Your instructions |
The lines you return should be those containing the string "Audio", taken from the data below.

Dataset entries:
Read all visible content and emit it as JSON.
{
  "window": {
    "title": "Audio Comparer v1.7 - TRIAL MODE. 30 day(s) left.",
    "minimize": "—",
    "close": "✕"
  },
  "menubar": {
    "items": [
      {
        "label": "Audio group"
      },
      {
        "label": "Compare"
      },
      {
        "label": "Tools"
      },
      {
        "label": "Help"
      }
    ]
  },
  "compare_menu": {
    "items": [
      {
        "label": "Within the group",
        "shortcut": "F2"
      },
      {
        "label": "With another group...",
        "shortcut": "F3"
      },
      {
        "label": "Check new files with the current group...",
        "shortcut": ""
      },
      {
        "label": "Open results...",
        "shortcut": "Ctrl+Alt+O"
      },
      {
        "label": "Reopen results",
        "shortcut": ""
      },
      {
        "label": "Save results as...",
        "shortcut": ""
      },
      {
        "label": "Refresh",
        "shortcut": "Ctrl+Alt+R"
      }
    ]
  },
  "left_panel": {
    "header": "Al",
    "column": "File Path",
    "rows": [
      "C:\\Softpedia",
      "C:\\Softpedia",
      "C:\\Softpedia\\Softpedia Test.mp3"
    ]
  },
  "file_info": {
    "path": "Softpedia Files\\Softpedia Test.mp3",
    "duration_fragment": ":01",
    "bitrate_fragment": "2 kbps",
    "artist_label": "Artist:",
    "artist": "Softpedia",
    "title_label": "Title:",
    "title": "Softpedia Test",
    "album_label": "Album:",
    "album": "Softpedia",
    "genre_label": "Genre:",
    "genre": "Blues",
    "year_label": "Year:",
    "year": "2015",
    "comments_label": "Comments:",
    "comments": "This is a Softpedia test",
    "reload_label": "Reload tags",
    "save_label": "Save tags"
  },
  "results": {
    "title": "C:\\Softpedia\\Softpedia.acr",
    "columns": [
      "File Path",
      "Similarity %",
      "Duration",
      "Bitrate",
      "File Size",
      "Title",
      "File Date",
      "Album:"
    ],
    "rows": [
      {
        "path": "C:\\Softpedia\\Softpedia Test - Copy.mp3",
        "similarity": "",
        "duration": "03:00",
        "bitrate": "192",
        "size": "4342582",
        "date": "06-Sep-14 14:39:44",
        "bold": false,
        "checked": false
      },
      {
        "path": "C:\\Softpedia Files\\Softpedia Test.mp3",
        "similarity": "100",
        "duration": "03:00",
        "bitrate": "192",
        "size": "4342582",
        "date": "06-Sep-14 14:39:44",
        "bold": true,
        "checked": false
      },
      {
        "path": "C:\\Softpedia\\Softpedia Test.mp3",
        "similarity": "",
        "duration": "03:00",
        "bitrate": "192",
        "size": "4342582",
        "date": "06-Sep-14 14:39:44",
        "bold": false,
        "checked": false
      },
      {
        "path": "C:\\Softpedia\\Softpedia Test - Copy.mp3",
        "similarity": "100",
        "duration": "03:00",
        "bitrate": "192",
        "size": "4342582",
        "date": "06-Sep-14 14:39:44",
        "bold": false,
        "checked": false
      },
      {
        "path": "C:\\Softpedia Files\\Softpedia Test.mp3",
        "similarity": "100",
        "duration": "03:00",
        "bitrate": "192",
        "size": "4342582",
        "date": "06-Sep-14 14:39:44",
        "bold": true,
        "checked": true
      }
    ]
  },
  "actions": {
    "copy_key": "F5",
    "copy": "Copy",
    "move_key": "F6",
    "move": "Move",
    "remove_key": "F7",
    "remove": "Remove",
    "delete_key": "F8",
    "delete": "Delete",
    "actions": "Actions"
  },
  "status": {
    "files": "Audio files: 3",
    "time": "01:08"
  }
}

Solution for this task |
    "title": "Audio Comparer v1.7 - TRIAL MODE. 30 day(s) left.",
        "label": "Audio group"
    "files": "Audio files: 3",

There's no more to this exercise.